_WORK TASK_: What's required is a verbatim printout of all the data.

_TASK INPUTS_:
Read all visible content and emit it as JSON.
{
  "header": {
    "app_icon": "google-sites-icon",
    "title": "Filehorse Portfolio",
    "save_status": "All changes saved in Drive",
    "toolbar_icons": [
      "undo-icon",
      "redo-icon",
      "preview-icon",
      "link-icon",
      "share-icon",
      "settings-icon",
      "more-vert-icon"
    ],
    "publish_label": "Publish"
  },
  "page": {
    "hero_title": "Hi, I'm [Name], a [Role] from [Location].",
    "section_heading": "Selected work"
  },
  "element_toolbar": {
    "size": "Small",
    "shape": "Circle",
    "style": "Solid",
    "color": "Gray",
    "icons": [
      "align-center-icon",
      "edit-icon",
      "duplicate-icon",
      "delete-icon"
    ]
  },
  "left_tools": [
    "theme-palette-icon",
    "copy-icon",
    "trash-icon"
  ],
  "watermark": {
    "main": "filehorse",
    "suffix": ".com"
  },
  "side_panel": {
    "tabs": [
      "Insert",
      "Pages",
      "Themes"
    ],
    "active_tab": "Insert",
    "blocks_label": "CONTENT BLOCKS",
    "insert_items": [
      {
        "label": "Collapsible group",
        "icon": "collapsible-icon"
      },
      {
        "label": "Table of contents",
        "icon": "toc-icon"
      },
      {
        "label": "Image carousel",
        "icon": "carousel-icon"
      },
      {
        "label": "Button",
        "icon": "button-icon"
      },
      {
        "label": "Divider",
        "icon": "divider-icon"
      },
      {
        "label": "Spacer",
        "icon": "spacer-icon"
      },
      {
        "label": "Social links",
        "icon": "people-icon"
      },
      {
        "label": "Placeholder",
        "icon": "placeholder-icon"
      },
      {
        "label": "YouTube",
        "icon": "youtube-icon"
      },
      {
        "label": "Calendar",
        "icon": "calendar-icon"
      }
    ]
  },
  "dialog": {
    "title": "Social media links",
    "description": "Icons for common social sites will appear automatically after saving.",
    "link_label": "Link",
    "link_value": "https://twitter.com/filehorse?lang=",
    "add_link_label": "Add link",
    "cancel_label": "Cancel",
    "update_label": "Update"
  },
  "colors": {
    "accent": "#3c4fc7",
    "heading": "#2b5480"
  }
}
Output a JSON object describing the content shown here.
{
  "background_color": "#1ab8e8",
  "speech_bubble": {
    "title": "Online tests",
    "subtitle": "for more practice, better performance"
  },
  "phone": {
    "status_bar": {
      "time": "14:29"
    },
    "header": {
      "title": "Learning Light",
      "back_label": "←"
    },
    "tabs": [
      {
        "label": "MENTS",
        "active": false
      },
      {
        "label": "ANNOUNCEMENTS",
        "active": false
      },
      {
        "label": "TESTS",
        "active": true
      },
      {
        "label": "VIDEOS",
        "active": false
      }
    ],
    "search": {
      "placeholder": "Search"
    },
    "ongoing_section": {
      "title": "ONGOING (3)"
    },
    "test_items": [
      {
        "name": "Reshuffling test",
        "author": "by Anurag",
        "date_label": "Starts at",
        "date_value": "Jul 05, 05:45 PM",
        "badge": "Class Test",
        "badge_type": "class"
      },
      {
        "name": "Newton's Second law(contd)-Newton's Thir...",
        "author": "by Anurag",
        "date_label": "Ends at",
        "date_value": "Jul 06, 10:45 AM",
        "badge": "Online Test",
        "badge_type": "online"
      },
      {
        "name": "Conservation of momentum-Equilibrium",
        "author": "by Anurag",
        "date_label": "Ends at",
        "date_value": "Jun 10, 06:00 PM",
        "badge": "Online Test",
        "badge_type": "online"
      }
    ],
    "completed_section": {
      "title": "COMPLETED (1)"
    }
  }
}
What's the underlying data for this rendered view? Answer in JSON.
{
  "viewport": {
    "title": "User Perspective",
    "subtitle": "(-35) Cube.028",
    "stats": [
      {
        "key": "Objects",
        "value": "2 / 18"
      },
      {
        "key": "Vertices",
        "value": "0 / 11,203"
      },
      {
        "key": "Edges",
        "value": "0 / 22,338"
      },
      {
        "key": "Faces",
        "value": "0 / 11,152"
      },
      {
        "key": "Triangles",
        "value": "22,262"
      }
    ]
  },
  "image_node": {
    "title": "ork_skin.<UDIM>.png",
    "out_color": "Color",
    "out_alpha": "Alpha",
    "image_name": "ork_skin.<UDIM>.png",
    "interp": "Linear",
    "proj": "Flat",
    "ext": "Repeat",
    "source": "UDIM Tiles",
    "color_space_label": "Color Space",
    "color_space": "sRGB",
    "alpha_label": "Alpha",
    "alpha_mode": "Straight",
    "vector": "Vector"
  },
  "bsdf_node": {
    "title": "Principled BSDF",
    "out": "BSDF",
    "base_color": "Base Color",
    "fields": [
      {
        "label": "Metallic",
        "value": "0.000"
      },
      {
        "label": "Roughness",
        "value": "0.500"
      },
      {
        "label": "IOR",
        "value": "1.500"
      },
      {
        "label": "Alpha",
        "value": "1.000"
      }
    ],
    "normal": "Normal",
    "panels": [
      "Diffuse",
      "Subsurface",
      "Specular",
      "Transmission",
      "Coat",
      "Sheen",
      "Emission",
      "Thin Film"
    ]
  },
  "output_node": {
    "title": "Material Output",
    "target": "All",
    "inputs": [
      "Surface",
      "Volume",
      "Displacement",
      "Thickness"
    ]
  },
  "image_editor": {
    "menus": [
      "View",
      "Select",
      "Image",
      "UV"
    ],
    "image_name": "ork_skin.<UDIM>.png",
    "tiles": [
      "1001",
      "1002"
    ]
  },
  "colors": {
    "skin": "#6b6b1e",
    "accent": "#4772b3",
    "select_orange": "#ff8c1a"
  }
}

_THE COMPLETED TASK_:
Read all visible content and emit it as JSON.
{
  "header": {
    "app_icon": "google-sites-icon",
    "title": "Filehorse Portfolio",
    "save_status": "All changes saved in Drive",
    "toolbar_icons": [
      "undo-icon",
      "redo-icon",
      "preview-icon",
      "link-icon",
      "share-icon",
      "settings-icon",
      "more-vert-icon"
    ],
    "publish_label": "Publish"
  },
  "page": {
    "hero_title": "Hi, I'm [Name], a [Role] from [Location].",
    "section_heading": "Selected work"
  },
  "element_toolbar": {
    "size": "Small",
    "shape": "Circle",
    "style": "Solid",
    "color": "Gray",
    "icons": [
      "align-center-icon",
      "edit-icon",
      "duplicate-icon",
      "delete-icon"
    ]
  },
  "left_tools": [
    "theme-palette-icon",
    "copy-icon",
    "trash-icon"
  ],
  "watermark": {
    "main": "filehorse",
    "suffix": ".com"
  },
  "side_panel": {
    "tabs": [
      "Insert",
      "Pages",
      "Themes"
    ],
    "active_tab": "Insert",
    "blocks_label": "CONTENT BLOCKS",
    "insert_items": [
      {
        "label": "Collapsible group",
        "icon": "collapsible-icon"
      },
      {
        "label": "Table of contents",
        "icon": "toc-icon"
      },
      {
        "label": "Image carousel",
        "icon": "carousel-icon"
      },
      {
        "label": "Button",
        "icon": "button-icon"
      },
      {
        "label": "Divider",
        "icon": "divider-icon"
      },
      {
        "label": "Spacer",
        "icon": "spacer-icon"
      },
      {
        "label": "Social links",
        "icon": "people-icon"
      },
      {
        "label": "Placeholder",
        "icon": "placeholder-icon"
      },
      {
        "label": "YouTube",
        "icon": "youtube-icon"
      },
      {
        "label": "Calendar",
        "icon": "calendar-icon"
      }
    ]
  },
  "dialog": {
    "title": "Social media links",
    "description": "Icons for common social sites will appear automatically after saving.",
    "link_label": "Link",
    "link_value": "https://twitter.com/filehorse?lang=",
    "add_link_label": "Add link",
    "cancel_label": "Cancel",
    "update_label": "Update"
  },
  "colors": {
    "accent": "#3c4fc7",
    "heading": "#2b5480"
  }
}
Output a JSON object describing the content shown here.
{
  "background_color": "#1ab8e8",
  "speech_bubble": {
    "title": "Online tests",
    "subtitle": "for more practice, better performance"
  },
  "phone": {
    "status_bar": {
      "time": "14:29"
    },
    "header": {
      "title": "Learning Light",
      "back_label": "←"
    },
    "tabs": [
      {
        "label": "MENTS",
        "active": false
      },
      {
        "label": "ANNOUNCEMENTS",
        "active": false
      },
      {
        "label": "TESTS",
        "active": true
      },
      {
        "label": "VIDEOS",
        "active": false
      }
    ],
    "search": {
      "placeholder": "Search"
    },
    "ongoing_section": {
      "title": "ONGOING (3)"
    },
    "test_items": [
      {
        "name": "Reshuffling test",
        "author": "by Anurag",
        "date_label": "Starts at",
        "date_value": "Jul 05, 05:45 PM",
        "badge": "Class Test",
        "badge_type": "class"
      },
      {
        "name": "Newton's Second law(contd)-Newton's Thir...",
        "author": "by Anurag",
        "date_label": "Ends at",
        "date_value": "Jul 06, 10:45 AM",
        "badge": "Online Test",
        "badge_type": "online"
      },
      {
        "name": "Conservation of momentum-Equilibrium",
        "author": "by Anurag",
        "date_label": "Ends at",
        "date_value": "Jun 10, 06:00 PM",
        "badge": "Online Test",
        "badge_type": "online"
      }
    ],
    "completed_section": {
      "title": "COMPLETED (1)"
    }
  }
}
What's the underlying data for this rendered view? Answer in JSON.
{
  "viewport": {
    "title": "User Perspective",
    "subtitle": "(-35) Cube.028",
    "stats": [
      {
        "key": "Objects",
        "value": "2 / 18"
      },
      {
        "key": "Vertices",
        "value": "0 / 11,203"
      },
      {
        "key": "Edges",
        "value": "0 / 22,338"
      },
      {
        "key": "Faces",
        "value": "0 / 11,152"
      },
      {
        "key": "Triangles",
        "value": "22,262"
      }
    ]
  },
  "image_node": {
    "title": "ork_skin.<UDIM>.png",
    "out_color": "Color",
    "out_alpha": "Alpha",
    "image_name": "ork_skin.<UDIM>.png",
    "interp": "Linear",
    "proj": "Flat",
    "ext": "Repeat",
    "source": "UDIM Tiles",
    "color_space_label": "Color Space",
    "color_space": "sRGB",
    "alpha_label": "Alpha",
    "alpha_mode": "Straight",
    "vector": "Vector"
  },
  "bsdf_node": {
    "title": "Principled BSDF",
    "out": "BSDF",
    "base_color": "Base Color",
    "fields": [
      {
        "label": "Metallic",
        "value": "0.000"
      },
      {
        "label": "Roughness",
        "value": "0.500"
      },
      {
        "label": "IOR",
        "value": "1.500"
      },
      {
        "label": "Alpha",
        "value": "1.000"
      }
    ],
    "normal": "Normal",
    "panels": [
      "Diffuse",
      "Subsurface",
      "Specular",
      "Transmission",
      "Coat",
      "Sheen",
      "Emission",
      "Thin Film"
    ]
  },
  "output_node": {
    "title": "Material Output",
    "target": "All",
    "inputs": [
      "Surface",
      "Volume",
      "Displacement",
      "Thickness"
    ]
  },
  "image_editor": {
    "menus": [
      "View",
      "Select",
      "Image",
      "UV"
    ],
    "image_name": "ork_skin.<UDIM>.png",
    "tiles": [
      "1001",
      "1002"
    ]
  },
  "colors": {
    "skin": "#6b6b1e",
    "accent": "#4772b3",
    "select_orange": "#ff8c1a"
  }
}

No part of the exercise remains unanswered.